Our friends at Videodrome continued to work with us to bring our “Plazadrome” partnership and friends at Wussy Mag to the events we used to do indoors to the drive-in and create unique screenings that generate revenue for both of us at a time when it was in limited supply. Our neighbors were able to start opening up as a result as well. Our friends at Southern Belle started a special drive-in menu and would run orders to our movie-goers to their cars carhop-style. Our friends at Righteous Room were able to start service again patio-style at our front and back on tables they put together. Our community was coming back together and finding a way.
The drive-ins (both at Plaza and Dad’s Garage) made it possible to host the 2020 & 2021 Atlanta Film Festival and even the Sundance Film Festival Satellite screenings.
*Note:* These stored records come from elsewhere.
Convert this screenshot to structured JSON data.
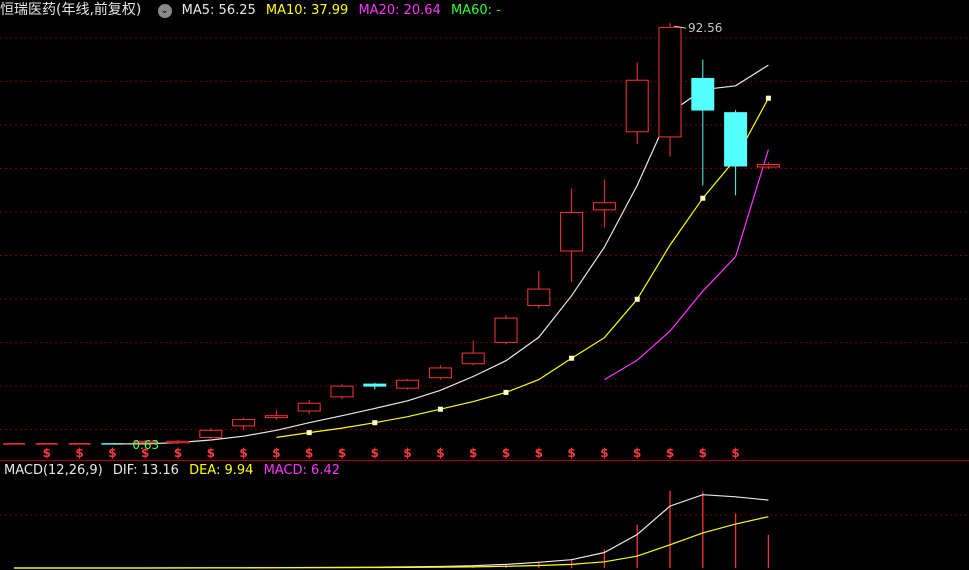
{
  "header": {
    "title": "恒瑞医药(年线,前复权)",
    "toggle_glyph": "⌄",
    "ma5": "MA5: 56.25",
    "ma10": "MA10: 37.99",
    "ma20": "MA20: 20.64",
    "ma60": "MA60: -"
  },
  "macd_header": {
    "label": "MACD(12,26,9)",
    "dif": "DIF: 13.16",
    "dea": "DEA: 9.94",
    "macd": "MACD: 6.42"
  },
  "colors": {
    "up": "#ff3232",
    "down": "#54ffff",
    "ma5": "#e8e8e8",
    "ma10": "#ffff00",
    "ma20": "#ff33ff",
    "grid": "#7a0000"
  },
  "annotations": {
    "high": "92.56",
    "low": "0.63",
    "marker_symbol": "$"
  },
  "chart_data": {
    "type": "candlestick",
    "y_scale": "log",
    "x_labels": [],
    "candles": [
      {
        "o": 0.63,
        "h": 0.63,
        "l": 0.63,
        "c": 0.63
      },
      {
        "o": 0.63,
        "h": 0.63,
        "l": 0.63,
        "c": 0.63
      },
      {
        "o": 0.63,
        "h": 0.63,
        "l": 0.63,
        "c": 0.63
      },
      {
        "o": 0.63,
        "h": 0.63,
        "l": 0.63,
        "c": 0.63
      },
      {
        "o": 0.64,
        "h": 0.66,
        "l": 0.63,
        "c": 0.65
      },
      {
        "o": 0.64,
        "h": 0.66,
        "l": 0.63,
        "c": 0.65
      },
      {
        "o": 0.68,
        "h": 0.76,
        "l": 0.66,
        "c": 0.74
      },
      {
        "o": 0.78,
        "h": 0.86,
        "l": 0.74,
        "c": 0.84
      },
      {
        "o": 0.86,
        "h": 0.94,
        "l": 0.84,
        "c": 0.88
      },
      {
        "o": 0.93,
        "h": 1.06,
        "l": 0.9,
        "c": 1.02
      },
      {
        "o": 1.1,
        "h": 1.28,
        "l": 1.07,
        "c": 1.25
      },
      {
        "o": 1.28,
        "h": 1.3,
        "l": 1.2,
        "c": 1.25
      },
      {
        "o": 1.22,
        "h": 1.36,
        "l": 1.2,
        "c": 1.34
      },
      {
        "o": 1.38,
        "h": 1.6,
        "l": 1.35,
        "c": 1.55
      },
      {
        "o": 1.63,
        "h": 2.15,
        "l": 1.6,
        "c": 1.85
      },
      {
        "o": 2.1,
        "h": 2.9,
        "l": 2.05,
        "c": 2.8
      },
      {
        "o": 3.25,
        "h": 4.9,
        "l": 3.15,
        "c": 3.95
      },
      {
        "o": 6.2,
        "h": 13.0,
        "l": 4.3,
        "c": 9.8
      },
      {
        "o": 10.1,
        "h": 14.5,
        "l": 8.2,
        "c": 11.0
      },
      {
        "o": 25.5,
        "h": 58.0,
        "l": 22.0,
        "c": 47.0
      },
      {
        "o": 24.0,
        "h": 92.56,
        "l": 19.0,
        "c": 88.0
      },
      {
        "o": 48.0,
        "h": 60.0,
        "l": 13.5,
        "c": 33.0
      },
      {
        "o": 32.0,
        "h": 33.0,
        "l": 12.0,
        "c": 17.0
      },
      {
        "o": 16.8,
        "h": 17.8,
        "l": 16.4,
        "c": 17.3
      }
    ],
    "ma5": [
      null,
      null,
      null,
      null,
      0.63,
      0.63,
      0.64,
      0.66,
      0.69,
      0.74,
      0.81,
      0.88,
      0.96,
      1.05,
      1.19,
      1.4,
      1.69,
      2.23,
      3.65,
      6.5,
      13.5,
      32.0,
      42.0,
      44.0,
      56.25
    ],
    "ma10": [
      null,
      null,
      null,
      null,
      null,
      null,
      null,
      null,
      null,
      0.68,
      0.72,
      0.76,
      0.81,
      0.87,
      0.95,
      1.04,
      1.16,
      1.35,
      1.74,
      2.22,
      3.5,
      6.65,
      11.6,
      18.5,
      37.99
    ],
    "ma20": [
      null,
      null,
      null,
      null,
      null,
      null,
      null,
      null,
      null,
      null,
      null,
      null,
      null,
      null,
      null,
      null,
      null,
      null,
      null,
      1.35,
      1.7,
      2.4,
      3.85,
      5.8,
      20.64
    ],
    "macd": {
      "dif": [
        0,
        0,
        0,
        0,
        0,
        0,
        0.01,
        0.02,
        0.04,
        0.06,
        0.09,
        0.12,
        0.16,
        0.22,
        0.3,
        0.45,
        0.7,
        1.1,
        1.6,
        3.0,
        6.5,
        12.0,
        14.2,
        13.8,
        13.16
      ],
      "dea": [
        0,
        0,
        0,
        0,
        0,
        0,
        0,
        0.01,
        0.02,
        0.03,
        0.05,
        0.07,
        0.09,
        0.12,
        0.16,
        0.22,
        0.32,
        0.48,
        0.7,
        1.2,
        2.3,
        4.5,
        6.8,
        8.5,
        9.94
      ],
      "hist": [
        0,
        0,
        0,
        0,
        0,
        0,
        0.01,
        0.02,
        0.04,
        0.06,
        0.08,
        0.1,
        0.14,
        0.2,
        0.28,
        0.46,
        0.76,
        1.24,
        1.8,
        3.6,
        8.4,
        15.0,
        14.8,
        10.6,
        6.42
      ]
    }
  }
}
The two of them ran for 87 weeks, presented nearly 550 screenings and served nearly 23,000 people during a pandemic unlike the Plaza has ever been through in its 83 years.
None of this would have been possible without the incredible ideas, hard work and dedication of the staff that helped us get it up and running: Richard Martin, CJ Swank, AJ Holder, Tia Webster and Brent Costin. Once we had it figured out and up and running, we had several more staff join us to keep it going AND launch a 2nd location in the parking lot of our friends at Dad’s Garage Theatre: Zach Pyles, Barbara Pita, Danny Davis, Ben Gravitt, Michael Fittro, Greg Bishop, Kimberly Klabel, Genie Key, Courtney Hitt, Luna Stroud, Graham Ulicny, Thomas Rahill, Sean Kirkendall, Matthew Turner (and there might be a name or two I fear I’m forgetting). For a while, our staff size grew to double pre-pandemic and created employment for many people left without work in the early days of the shutdowns.
This brings me to my next acknowledgement: This wouldn’t have been possible without the incredible help and generosity of our friends at Dad’s Garage, Gary Seputis and Ignacio Rivera at JJA Project Management, Southern Production Design, Steven Eisenstein at Classic Tents & Events, Cem Drake and Juan Chavez at Metro Studio Services, Lonny Jennings and David Luse for help, expertise and favors to get us up and running. We also have to thank RLand, Dean Velez and Whitney Stansell for contributing their art for some awesome Plaza merch items.
I go through the effort of listing all these people not just to give them due credit, but to point out: look at the village it takes to make something like this happen (especially under the circumstances)! While mega-corporations have tremendous resources, and do things to make it hard for small businesses to compete—not a single one of the multiplexes was able to do what we did because of the incredible community that was with us. That’s the kind of support that has made the Plaza last this long, that made this possible and the only way it’ll stick around.
While the pandemic is certainly not over and we’re not by any stretch in the clear, this mile marker of a moment is making me stop to think about how incredibly lucky I am and the Plaza Theatre is to have been able to come this far and still live to tell the tale. I’m maintaining hope and enthusiasm for the possibilities ahead, and not be dragged down by fear knowing what we’ve been through. Though the crowds are smaller than they were last summer, we’re not closing the drive-in by choice as the revenue it still generates helps while things are still so uncertain. Despite that, we have some exciting things in the works that’ll allow us to navigate the years ahead with confidence and protect the Plaza’s place in Atlanta.
Lastly, but certainly not least, thanks to each of you that bought a ticket, and came to the movies with us. Hope to see you all again one day.
Gratefully & Nostalgic,